Exercise data.
========

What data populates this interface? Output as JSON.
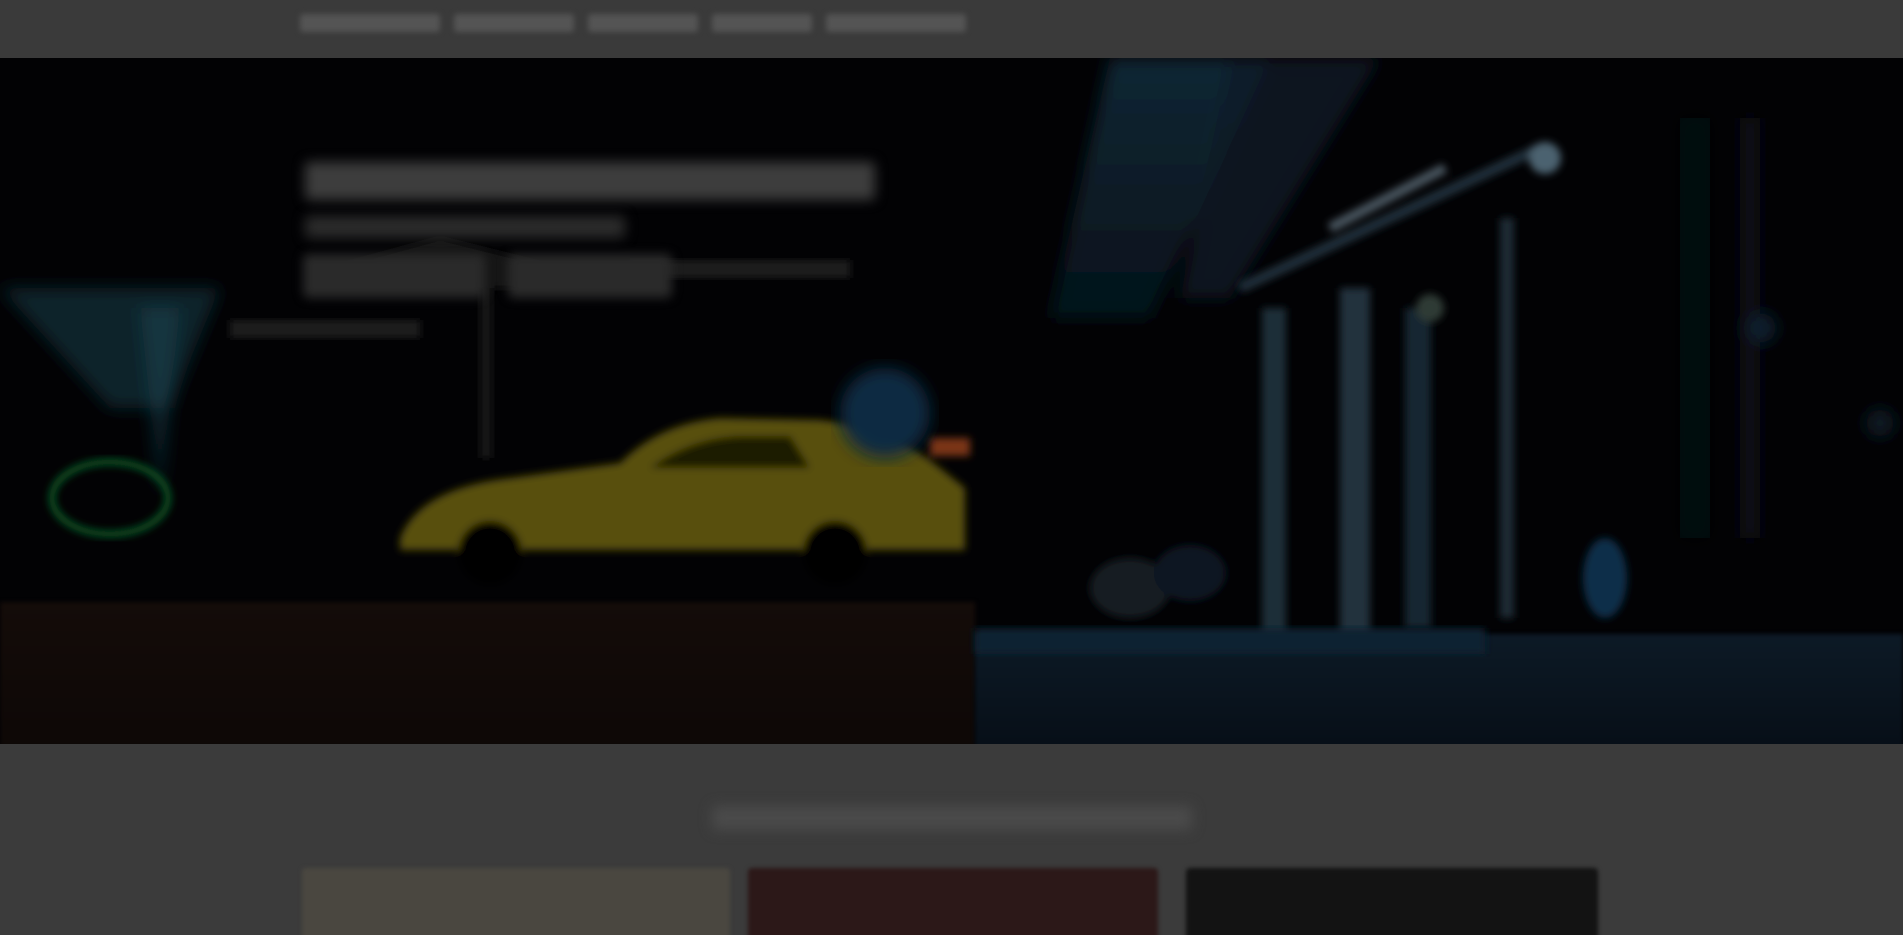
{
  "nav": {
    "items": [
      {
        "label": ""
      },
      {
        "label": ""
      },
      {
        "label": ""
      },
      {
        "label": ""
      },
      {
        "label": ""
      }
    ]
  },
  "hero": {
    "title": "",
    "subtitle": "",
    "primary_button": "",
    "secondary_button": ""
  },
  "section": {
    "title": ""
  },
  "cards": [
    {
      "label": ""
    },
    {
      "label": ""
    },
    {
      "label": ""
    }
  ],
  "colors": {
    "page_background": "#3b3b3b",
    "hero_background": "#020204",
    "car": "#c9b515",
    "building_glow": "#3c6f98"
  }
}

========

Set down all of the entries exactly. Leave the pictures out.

Result below.
What data populates this interface? Output as JSON.
{
  "nav": {
    "items": [
      {
        "label": ""
      },
      {
        "label": ""
      },
      {
        "label": ""
      },
      {
        "label": ""
      },
      {
        "label": ""
      }
    ]
  },
  "hero": {
    "title": "",
    "subtitle": "",
    "primary_button": "",
    "secondary_button": ""
  },
  "section": {
    "title": ""
  },
  "cards": [
    {
      "label": ""
    },
    {
      "label": ""
    },
    {
      "label": ""
    }
  ],
  "colors": {
    "page_background": "#3b3b3b",
    "hero_background": "#020204",
    "car": "#c9b515",
    "building_glow": "#3c6f98"
  }
}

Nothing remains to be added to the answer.